**Your task**
Search the data below, and report every line in which "badge" occurs.

**Source data**
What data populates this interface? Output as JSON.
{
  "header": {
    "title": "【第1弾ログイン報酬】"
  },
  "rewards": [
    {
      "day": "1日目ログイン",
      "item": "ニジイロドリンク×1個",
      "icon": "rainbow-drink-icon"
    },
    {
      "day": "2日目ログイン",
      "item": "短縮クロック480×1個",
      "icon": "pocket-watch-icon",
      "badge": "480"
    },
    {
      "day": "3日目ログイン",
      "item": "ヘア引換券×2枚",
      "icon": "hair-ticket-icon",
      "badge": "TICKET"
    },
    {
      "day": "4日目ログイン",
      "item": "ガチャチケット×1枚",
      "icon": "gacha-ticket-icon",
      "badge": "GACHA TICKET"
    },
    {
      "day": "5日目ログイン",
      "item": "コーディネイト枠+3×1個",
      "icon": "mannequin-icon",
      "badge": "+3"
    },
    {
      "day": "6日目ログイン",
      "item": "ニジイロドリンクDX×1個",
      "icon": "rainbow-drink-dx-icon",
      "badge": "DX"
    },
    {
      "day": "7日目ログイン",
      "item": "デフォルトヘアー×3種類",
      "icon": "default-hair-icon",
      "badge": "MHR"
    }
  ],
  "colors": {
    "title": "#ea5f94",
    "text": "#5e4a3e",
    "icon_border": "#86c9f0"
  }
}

**Solution to the exercise**
      "badge": "480"
      "badge": "TICKET"
      "badge": "GACHA TICKET"
      "badge": "+3"
      "badge": "DX"
      "badge": "MHR"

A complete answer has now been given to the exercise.